▶ [DIRECTIONS]:
Every record below must be written out exactly. Leave out the pictures.

▶ [MATERIAL FOR THIS EXERCISE]:
»»

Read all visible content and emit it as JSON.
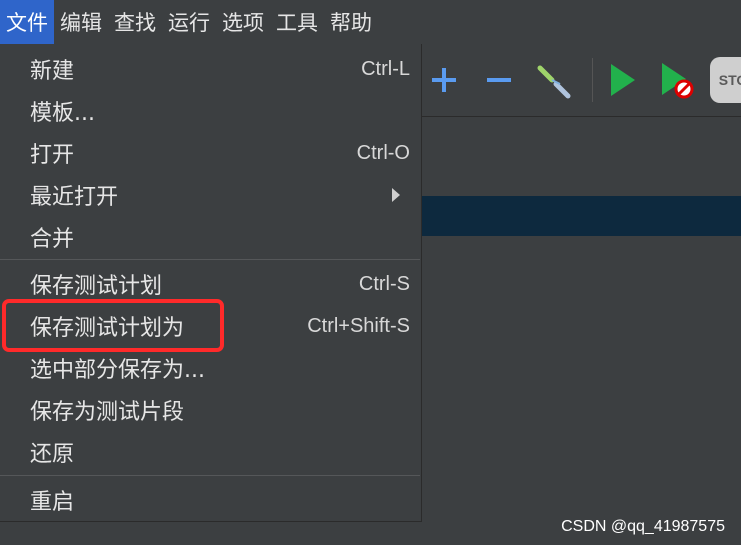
{
  "menubar": {
    "items": [
      {
        "label": "文件",
        "active": true
      },
      {
        "label": "编辑"
      },
      {
        "label": "查找"
      },
      {
        "label": "运行"
      },
      {
        "label": "选项"
      },
      {
        "label": "工具"
      },
      {
        "label": "帮助"
      }
    ]
  },
  "file_menu": {
    "items": [
      {
        "label": "新建",
        "shortcut": "Ctrl-L"
      },
      {
        "label": "模板..."
      },
      {
        "label": "打开",
        "shortcut": "Ctrl-O"
      },
      {
        "label": "最近打开",
        "has_submenu": true
      },
      {
        "label": "合并"
      },
      {
        "label": "保存测试计划",
        "shortcut": "Ctrl-S"
      },
      {
        "label": "保存测试计划为",
        "shortcut": "Ctrl+Shift-S",
        "highlighted": true
      },
      {
        "label": "选中部分保存为..."
      },
      {
        "label": "保存为测试片段"
      },
      {
        "label": "还原"
      },
      {
        "label": "重启"
      }
    ]
  },
  "toolbar": {
    "buttons": [
      {
        "icon": "plus-icon"
      },
      {
        "icon": "minus-icon"
      },
      {
        "icon": "toggle-icon"
      },
      {
        "icon": "play-icon"
      },
      {
        "icon": "play-no-pause-icon"
      },
      {
        "icon": "stop-icon",
        "label": "STO"
      }
    ]
  },
  "colors": {
    "background": "#3c3f41",
    "active_menu": "#2f65ca",
    "selection_row": "#0d293e",
    "highlight_border": "#ff2a2a"
  },
  "watermark": "CSDN @qq_41987575"
}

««

▶ [TASK OUTPUT]:
Read all visible content and emit it as JSON.
{
  "menubar": {
    "items": [
      {
        "label": "文件",
        "active": true
      },
      {
        "label": "编辑"
      },
      {
        "label": "查找"
      },
      {
        "label": "运行"
      },
      {
        "label": "选项"
      },
      {
        "label": "工具"
      },
      {
        "label": "帮助"
      }
    ]
  },
  "file_menu": {
    "items": [
      {
        "label": "新建",
        "shortcut": "Ctrl-L"
      },
      {
        "label": "模板..."
      },
      {
        "label": "打开",
        "shortcut": "Ctrl-O"
      },
      {
        "label": "最近打开",
        "has_submenu": true
      },
      {
        "label": "合并"
      },
      {
        "label": "保存测试计划",
        "shortcut": "Ctrl-S"
      },
      {
        "label": "保存测试计划为",
        "shortcut": "Ctrl+Shift-S",
        "highlighted": true
      },
      {
        "label": "选中部分保存为..."
      },
      {
        "label": "保存为测试片段"
      },
      {
        "label": "还原"
      },
      {
        "label": "重启"
      }
    ]
  },
  "toolbar": {
    "buttons": [
      {
        "icon": "plus-icon"
      },
      {
        "icon": "minus-icon"
      },
      {
        "icon": "toggle-icon"
      },
      {
        "icon": "play-icon"
      },
      {
        "icon": "play-no-pause-icon"
      },
      {
        "icon": "stop-icon",
        "label": "STO"
      }
    ]
  },
  "colors": {
    "background": "#3c3f41",
    "active_menu": "#2f65ca",
    "selection_row": "#0d293e",
    "highlight_border": "#ff2a2a"
  },
  "watermark": "CSDN @qq_41987575"
}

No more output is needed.